Exercise objective — Filter the listing below down to the lines holding the word "this", and copy those lines.

Information —

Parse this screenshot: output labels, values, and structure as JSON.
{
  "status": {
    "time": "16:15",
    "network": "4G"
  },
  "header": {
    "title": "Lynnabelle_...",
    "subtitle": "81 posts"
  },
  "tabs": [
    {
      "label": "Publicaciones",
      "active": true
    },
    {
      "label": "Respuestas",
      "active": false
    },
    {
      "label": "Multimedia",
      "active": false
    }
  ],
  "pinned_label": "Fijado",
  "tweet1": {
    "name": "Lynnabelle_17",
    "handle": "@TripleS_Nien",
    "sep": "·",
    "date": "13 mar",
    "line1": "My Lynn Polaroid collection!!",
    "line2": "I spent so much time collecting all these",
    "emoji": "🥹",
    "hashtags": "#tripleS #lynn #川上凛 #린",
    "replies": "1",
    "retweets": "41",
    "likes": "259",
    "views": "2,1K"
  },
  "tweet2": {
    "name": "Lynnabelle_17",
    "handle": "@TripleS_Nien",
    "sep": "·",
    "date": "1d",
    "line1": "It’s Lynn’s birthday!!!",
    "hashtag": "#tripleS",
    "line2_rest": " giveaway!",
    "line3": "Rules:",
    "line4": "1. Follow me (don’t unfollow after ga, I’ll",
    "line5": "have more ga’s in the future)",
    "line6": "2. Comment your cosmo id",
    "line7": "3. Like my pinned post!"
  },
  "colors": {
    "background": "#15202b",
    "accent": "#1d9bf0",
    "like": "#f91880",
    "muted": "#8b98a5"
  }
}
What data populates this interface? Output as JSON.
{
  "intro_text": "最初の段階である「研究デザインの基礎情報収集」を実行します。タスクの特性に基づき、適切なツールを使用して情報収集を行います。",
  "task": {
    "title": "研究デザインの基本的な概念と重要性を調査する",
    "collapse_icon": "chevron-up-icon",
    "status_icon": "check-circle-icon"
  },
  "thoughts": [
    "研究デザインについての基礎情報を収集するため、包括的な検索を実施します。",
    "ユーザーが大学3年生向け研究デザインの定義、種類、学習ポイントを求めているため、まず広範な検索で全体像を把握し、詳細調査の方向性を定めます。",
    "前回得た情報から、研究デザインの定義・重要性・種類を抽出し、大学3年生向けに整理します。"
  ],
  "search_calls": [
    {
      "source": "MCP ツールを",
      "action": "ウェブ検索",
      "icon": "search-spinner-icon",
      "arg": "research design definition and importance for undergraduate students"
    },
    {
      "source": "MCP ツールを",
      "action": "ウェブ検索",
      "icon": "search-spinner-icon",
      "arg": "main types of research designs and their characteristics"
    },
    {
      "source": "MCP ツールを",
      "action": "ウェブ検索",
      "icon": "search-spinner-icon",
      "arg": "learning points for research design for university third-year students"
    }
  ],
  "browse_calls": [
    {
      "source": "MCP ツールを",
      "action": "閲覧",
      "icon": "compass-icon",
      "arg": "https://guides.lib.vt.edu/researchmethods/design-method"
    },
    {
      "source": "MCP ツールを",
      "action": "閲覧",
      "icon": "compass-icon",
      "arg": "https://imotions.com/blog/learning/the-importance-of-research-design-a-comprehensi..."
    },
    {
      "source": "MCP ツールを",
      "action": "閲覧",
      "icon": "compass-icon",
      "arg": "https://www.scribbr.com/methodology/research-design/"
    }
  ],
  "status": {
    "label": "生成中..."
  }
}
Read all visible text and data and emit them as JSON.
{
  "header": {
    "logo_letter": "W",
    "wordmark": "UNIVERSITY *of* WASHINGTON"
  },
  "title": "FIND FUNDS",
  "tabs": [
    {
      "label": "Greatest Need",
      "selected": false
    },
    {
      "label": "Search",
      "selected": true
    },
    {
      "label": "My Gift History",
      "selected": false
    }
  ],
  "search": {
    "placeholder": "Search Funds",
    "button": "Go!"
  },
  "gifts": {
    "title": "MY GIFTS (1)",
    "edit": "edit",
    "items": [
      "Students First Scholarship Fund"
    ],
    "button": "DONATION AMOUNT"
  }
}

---

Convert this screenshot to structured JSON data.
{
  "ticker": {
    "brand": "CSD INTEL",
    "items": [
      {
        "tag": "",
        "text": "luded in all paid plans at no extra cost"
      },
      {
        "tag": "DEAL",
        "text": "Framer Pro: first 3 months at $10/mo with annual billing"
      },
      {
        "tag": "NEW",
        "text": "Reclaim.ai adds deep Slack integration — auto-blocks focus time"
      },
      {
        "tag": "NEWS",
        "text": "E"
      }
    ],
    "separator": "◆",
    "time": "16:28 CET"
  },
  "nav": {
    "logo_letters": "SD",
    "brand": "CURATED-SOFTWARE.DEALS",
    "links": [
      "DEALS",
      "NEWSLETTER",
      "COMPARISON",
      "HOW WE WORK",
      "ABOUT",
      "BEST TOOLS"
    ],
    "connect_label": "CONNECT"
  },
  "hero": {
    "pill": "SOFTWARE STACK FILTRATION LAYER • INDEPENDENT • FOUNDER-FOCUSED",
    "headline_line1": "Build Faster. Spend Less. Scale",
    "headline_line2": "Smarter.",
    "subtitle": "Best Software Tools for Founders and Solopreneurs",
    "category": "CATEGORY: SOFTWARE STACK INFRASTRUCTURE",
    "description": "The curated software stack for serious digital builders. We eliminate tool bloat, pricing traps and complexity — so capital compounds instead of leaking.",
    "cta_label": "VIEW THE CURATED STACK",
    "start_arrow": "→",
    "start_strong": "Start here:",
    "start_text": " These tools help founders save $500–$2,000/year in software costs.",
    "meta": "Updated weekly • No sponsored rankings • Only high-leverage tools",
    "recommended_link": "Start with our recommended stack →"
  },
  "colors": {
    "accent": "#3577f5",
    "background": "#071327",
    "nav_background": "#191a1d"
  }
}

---

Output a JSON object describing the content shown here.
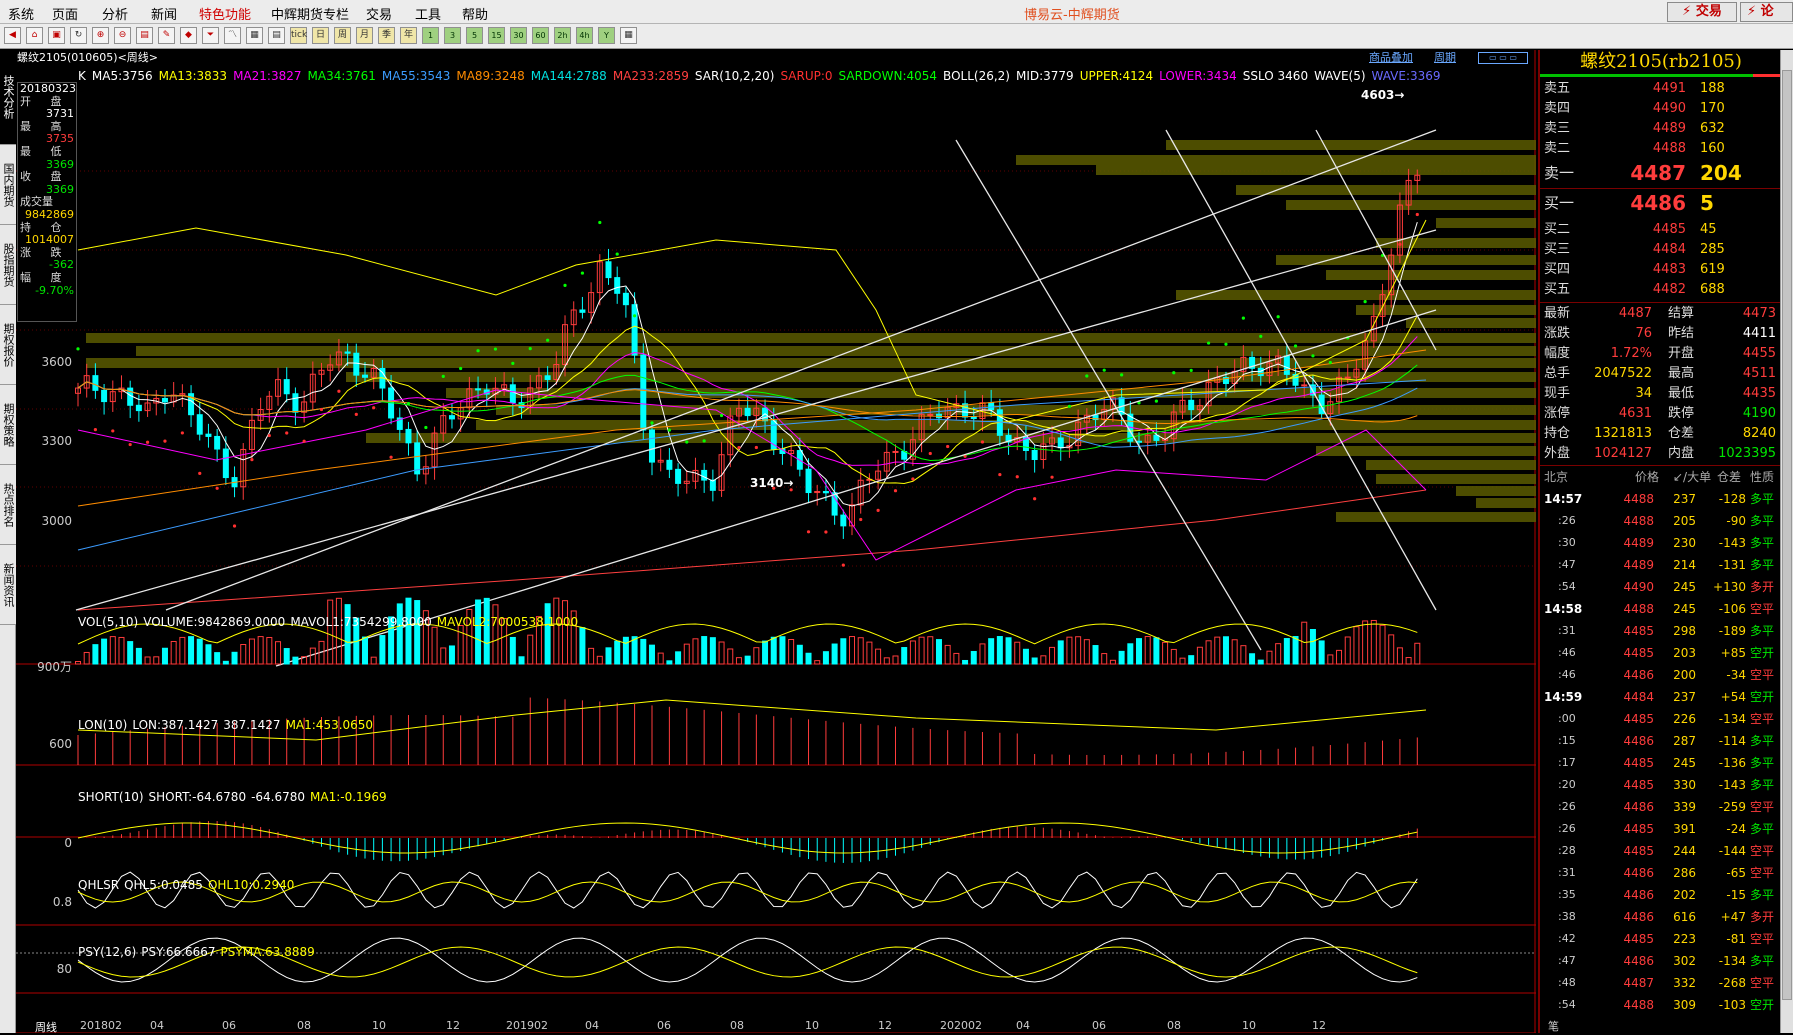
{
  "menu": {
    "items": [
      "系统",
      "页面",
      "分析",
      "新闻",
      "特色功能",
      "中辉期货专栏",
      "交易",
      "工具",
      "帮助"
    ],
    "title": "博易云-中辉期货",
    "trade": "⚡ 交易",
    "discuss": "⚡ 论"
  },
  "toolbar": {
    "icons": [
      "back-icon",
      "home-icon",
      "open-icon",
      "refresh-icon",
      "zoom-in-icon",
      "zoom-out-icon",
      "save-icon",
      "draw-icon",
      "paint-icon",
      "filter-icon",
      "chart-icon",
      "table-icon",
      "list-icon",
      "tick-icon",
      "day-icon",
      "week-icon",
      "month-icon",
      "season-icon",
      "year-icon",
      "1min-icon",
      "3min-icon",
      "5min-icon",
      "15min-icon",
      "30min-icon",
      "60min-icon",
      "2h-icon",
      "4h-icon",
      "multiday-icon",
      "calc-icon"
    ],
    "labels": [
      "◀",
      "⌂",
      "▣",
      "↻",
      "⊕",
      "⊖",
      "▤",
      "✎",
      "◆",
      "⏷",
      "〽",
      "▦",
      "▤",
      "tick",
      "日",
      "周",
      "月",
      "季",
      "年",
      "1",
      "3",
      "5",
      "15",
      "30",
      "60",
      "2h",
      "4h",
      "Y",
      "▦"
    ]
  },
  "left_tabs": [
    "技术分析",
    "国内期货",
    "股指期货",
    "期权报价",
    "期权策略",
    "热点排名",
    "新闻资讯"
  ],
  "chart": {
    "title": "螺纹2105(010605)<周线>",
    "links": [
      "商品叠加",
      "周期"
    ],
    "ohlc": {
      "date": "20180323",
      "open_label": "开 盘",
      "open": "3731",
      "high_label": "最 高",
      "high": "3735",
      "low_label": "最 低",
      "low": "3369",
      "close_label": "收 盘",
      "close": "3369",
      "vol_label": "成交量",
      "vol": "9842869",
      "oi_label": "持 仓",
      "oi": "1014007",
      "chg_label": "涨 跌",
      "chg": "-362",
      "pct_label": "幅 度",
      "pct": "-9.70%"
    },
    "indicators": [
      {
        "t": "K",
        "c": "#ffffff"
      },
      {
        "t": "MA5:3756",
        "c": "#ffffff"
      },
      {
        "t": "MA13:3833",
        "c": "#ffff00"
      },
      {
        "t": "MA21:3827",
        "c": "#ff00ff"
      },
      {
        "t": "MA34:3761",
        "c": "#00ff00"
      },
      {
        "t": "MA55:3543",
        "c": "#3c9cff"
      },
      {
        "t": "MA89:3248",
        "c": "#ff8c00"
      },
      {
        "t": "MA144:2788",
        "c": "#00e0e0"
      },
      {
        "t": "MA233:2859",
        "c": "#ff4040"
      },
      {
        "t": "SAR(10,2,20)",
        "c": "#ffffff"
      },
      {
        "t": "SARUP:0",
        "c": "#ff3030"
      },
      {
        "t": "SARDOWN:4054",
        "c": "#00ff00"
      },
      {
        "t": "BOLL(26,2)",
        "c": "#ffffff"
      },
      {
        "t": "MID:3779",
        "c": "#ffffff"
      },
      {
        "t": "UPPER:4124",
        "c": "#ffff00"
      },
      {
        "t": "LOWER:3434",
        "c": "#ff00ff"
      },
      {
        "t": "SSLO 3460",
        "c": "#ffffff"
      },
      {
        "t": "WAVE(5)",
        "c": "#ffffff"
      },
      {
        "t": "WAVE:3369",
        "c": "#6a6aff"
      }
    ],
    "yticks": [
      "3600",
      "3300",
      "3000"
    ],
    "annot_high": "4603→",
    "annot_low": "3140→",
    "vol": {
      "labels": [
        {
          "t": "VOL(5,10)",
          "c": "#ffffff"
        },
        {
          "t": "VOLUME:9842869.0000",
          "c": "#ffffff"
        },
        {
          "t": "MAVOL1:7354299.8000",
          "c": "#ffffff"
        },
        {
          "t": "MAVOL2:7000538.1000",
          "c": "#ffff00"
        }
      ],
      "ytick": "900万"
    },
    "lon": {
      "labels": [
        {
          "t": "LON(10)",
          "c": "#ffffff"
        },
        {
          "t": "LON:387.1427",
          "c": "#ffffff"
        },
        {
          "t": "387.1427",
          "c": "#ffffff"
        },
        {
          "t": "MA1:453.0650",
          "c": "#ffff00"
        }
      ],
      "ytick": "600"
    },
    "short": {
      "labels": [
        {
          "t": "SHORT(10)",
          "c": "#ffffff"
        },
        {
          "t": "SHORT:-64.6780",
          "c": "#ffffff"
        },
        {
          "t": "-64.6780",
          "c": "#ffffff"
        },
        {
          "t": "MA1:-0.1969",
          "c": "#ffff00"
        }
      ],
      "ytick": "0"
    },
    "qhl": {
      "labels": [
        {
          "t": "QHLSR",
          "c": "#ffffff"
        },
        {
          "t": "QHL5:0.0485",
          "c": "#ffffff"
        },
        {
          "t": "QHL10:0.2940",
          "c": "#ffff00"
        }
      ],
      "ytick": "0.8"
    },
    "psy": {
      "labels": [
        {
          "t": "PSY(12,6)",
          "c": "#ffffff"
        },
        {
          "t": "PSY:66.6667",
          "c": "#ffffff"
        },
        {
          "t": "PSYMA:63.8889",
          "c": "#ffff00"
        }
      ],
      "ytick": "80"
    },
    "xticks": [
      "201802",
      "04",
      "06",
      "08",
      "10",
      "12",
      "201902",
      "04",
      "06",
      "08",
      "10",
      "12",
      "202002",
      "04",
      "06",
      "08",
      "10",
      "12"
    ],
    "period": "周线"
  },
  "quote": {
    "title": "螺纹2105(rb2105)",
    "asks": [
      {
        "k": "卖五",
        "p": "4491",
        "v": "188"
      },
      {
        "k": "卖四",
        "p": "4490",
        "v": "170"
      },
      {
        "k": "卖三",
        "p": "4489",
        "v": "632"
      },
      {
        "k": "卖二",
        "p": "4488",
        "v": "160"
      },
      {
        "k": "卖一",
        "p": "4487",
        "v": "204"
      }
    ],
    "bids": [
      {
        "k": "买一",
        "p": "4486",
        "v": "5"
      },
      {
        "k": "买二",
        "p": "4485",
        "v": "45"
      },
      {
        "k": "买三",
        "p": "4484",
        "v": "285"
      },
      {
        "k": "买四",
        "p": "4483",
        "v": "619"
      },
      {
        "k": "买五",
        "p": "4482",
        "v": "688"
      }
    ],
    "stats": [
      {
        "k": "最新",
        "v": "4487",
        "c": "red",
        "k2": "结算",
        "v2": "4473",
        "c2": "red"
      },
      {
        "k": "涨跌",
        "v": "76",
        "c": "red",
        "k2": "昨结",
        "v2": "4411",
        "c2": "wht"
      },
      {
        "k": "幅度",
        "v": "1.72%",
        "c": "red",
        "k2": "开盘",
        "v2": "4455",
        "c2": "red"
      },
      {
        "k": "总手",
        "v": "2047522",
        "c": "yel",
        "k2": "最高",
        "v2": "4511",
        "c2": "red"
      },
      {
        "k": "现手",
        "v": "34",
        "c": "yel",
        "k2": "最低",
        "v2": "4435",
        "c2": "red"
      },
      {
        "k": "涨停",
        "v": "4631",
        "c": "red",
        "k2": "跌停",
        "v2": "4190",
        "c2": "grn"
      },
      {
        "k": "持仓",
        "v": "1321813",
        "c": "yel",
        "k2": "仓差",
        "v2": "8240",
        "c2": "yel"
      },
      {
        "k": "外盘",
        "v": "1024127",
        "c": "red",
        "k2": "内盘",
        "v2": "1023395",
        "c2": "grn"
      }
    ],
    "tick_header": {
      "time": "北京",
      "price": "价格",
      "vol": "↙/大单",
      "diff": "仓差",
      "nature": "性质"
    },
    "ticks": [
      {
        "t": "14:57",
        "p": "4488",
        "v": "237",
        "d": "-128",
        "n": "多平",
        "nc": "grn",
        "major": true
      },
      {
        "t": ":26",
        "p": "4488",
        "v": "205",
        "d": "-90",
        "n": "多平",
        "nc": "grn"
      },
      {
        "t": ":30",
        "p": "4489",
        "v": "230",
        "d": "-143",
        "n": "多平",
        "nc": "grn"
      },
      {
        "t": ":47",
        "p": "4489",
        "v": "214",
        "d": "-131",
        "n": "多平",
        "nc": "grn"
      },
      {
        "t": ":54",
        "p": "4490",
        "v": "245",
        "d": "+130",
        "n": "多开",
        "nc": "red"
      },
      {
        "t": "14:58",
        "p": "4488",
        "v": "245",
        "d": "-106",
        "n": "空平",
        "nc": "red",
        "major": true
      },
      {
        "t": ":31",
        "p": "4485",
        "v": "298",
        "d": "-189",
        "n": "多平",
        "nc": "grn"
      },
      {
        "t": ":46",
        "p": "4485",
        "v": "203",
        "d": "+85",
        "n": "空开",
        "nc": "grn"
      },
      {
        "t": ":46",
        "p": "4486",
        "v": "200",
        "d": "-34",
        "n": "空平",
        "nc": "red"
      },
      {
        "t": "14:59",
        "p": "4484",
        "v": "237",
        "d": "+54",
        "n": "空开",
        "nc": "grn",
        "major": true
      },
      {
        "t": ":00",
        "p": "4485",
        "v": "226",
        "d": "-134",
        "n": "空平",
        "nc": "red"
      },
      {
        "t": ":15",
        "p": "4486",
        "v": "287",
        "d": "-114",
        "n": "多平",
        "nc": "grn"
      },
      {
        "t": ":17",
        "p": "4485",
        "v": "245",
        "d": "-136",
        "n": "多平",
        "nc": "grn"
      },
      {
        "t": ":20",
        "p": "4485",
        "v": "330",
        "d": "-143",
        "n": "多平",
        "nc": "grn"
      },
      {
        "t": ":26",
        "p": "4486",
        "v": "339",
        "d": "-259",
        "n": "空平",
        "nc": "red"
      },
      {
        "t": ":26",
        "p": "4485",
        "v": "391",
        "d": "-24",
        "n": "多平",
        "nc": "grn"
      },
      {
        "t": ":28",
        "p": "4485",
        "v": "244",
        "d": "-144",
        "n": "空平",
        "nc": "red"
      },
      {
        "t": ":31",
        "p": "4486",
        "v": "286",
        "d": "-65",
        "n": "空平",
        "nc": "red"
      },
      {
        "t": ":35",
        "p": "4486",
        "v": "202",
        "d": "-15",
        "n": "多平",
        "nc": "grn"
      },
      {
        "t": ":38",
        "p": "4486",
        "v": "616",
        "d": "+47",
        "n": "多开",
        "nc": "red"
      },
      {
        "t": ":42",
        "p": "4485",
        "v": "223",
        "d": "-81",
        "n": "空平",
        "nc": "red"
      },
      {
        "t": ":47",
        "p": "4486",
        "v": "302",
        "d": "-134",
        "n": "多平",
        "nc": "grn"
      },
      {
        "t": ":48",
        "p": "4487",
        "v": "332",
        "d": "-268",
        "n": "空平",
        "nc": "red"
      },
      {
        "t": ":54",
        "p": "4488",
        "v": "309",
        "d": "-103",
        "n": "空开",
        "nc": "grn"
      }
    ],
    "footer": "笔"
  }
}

Result of the task —
Parse this screenshot: output labels, values, and structure as JSON.
What data populates this interface? Output as JSON.
Convert this screenshot to structured JSON data.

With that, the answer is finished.